So what does Neil deGrasse Tyson think of Interstellar's sci-fi science?

Contributed by
Nov 11, 2014

Neil deGrasse Tyson is the Internet's favorite physicist/meme, so what does he make of Christopher Nolan’s ambitious sci-fi epic Interstellar?

Tyson doesn’t often offer his opinion on the actual quality of films, but he does like chiming in about how they portray science on the screen. Considering he’s acclaimed in his field, he has the credentials to do just that.

Tyson took to Twitter to fire off a flurry of messages about the film, digging into several different scientific elements of the script and how it worked in relation to real scientific theory. It turns out he was fairly impressed with Interstellar’s science — though, admittedly, he doesn’t go too deep into that ending (we’ll stop there for fear of spoilers).

Check out Tyson’s tweets below and let us know what you thought of the film:

In #Interstellar: All leading characters, including McConaughey, Hathaway, Chastain, & Caine play a scientist or engineer.

— Neil deGrasse Tyson (@neiltyson) November 10, 2014
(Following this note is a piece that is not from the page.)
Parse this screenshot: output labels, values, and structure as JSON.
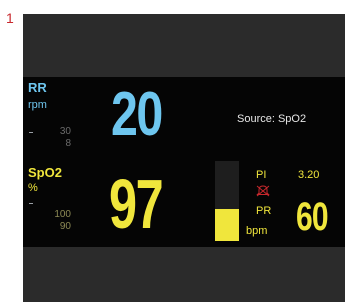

In #Interstellar: There’s a robot named KIPP. One of the Executive Producers, a physicist, is named Kip. I’m just saying.

— Neil deGrasse Tyson (@neiltyson) November 10, 2014

In #Interstellar: And in the real universe, strong gravitational fields measurably slow passage of time relative to others.

— Neil deGrasse Tyson (@neiltyson) November 10, 2014

GPS satellites, located farther from Earth’s center than we are, keep faster time than do our clocks on Earth’s surface.

— Neil deGrasse Tyson (@neiltyson) November 10, 2014

GPS Satellites are pre-corrected for General Relativity, allowing them to beam us the accurate time for Earth’s surface.

— Neil deGrasse Tyson (@neiltyson) November 10, 2014

In #Interstellar: Experience Einstein’s Relativity of Time as no other feature film has shown.

— Neil deGrasse Tyson (@neiltyson) November 10, 2014

In #Interstellar: Experience Einstein's Curvature of Space as no other feature film has shown.

— Neil deGrasse Tyson (@neiltyson) November 10, 2014

Relativity. Gravity. Quantum. Electrodynamics. Evolution. Each of these theories is true, whether or not you believe in them.

— Neil deGrasse Tyson (@neiltyson) November 10, 2014

In #Interstellar: The producers knew exactly how, why, & when you’d achieve zero-G in space.

— Neil deGrasse Tyson (@neiltyson) November 10, 2014

In #Interstellar: You observe great Tidal Waves from great Tidal Forces, of magnitude that orbiting a Black Hole might create

— Neil deGrasse Tyson (@neiltyson) November 10, 2014

In #Interstellar: You enter a 3-Dimensional portal in space. Yes, you can fall in from any direction. Yes, it’s a Worm Hole.

— Neil deGrasse Tyson (@neiltyson) November 10, 2014

In #Interstellar: They reprise the matched-rotation docking maneuver from "2001: A Space Odyssey," but they spin 100x faster.

— Neil deGrasse Tyson (@neiltyson) November 10, 2014

In #Interstellar: Of the leading characters (all of whom are scientists or engineers) half are women. Just an FYI.

— Neil deGrasse Tyson (@neiltyson) November 10, 2014

In #Interstellar: On another planet, around another star, in another part of the galaxy, two guys get into a fist fight.

— Neil deGrasse Tyson (@neiltyson) November 10, 2014

In #Interstellar, if you didn’t understand the physics, try Kip Thorne’s highly readable Bbook “The Science of Interstellar"

— Neil deGrasse Tyson (@neiltyson) November 10, 2014

In #Interstellar, if you didn’t understand the plot, there is no published book to help you.

— Neil deGrasse Tyson (@neiltyson) November 10, 2014

REMINDER: Never look to me for opinions on new films. All I do is highlight the science one might or might not find in them.

— Neil deGrasse Tyson (@neiltyson) November 10, 2014

In #Interstellar: They explore a planet near a Black Hole. Personally, I’d stay as far the hell away from BlackHoles as I can

— Neil deGrasse Tyson (@neiltyson) November 10, 2014

Along with the tweet storm, Tyson also showed up on CBS News to talk about the science of Interstellar, and was once again impressed — largely with the way Nolan portrayed scientists as normal folks, as opposed to wild-haired weirdos.

(Via Neil deGrasse Tyson, CBS News)